[Start of section]

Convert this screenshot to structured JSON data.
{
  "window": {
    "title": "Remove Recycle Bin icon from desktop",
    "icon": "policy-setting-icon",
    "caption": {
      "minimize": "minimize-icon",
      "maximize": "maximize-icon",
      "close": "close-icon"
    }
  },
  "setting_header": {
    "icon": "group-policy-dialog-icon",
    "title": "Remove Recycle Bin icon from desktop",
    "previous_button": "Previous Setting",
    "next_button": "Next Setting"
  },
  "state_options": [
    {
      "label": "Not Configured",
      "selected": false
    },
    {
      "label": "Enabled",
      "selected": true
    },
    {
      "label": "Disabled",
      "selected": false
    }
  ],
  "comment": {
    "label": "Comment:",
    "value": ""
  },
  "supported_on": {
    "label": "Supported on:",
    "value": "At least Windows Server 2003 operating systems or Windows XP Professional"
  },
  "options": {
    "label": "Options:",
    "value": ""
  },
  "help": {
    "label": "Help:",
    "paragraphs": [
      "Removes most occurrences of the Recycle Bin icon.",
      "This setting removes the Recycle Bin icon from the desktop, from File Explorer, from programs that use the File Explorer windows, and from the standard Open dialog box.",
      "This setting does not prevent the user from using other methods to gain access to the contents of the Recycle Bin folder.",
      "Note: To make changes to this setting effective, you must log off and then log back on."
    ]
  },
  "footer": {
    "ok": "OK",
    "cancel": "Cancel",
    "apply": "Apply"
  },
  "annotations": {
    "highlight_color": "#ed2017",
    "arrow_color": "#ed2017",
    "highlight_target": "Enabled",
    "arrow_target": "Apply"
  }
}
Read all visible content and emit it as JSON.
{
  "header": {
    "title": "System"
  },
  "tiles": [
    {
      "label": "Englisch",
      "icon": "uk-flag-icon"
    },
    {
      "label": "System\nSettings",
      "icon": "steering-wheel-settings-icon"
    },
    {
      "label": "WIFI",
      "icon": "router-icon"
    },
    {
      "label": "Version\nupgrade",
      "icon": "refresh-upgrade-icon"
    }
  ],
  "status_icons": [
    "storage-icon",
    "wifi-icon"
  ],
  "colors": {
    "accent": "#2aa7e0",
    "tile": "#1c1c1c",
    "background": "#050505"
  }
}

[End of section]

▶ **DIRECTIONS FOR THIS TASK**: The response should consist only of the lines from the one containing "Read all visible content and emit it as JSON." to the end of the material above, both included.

▶ **TASK ANSWER**:
Read all visible content and emit it as JSON.
{
  "header": {
    "title": "System"
  },
  "tiles": [
    {
      "label": "Englisch",
      "icon": "uk-flag-icon"
    },
    {
      "label": "System\nSettings",
      "icon": "steering-wheel-settings-icon"
    },
    {
      "label": "WIFI",
      "icon": "router-icon"
    },
    {
      "label": "Version\nupgrade",
      "icon": "refresh-upgrade-icon"
    }
  ],
  "status_icons": [
    "storage-icon",
    "wifi-icon"
  ],
  "colors": {
    "accent": "#2aa7e0",
    "tile": "#1c1c1c",
    "background": "#050505"
  }
}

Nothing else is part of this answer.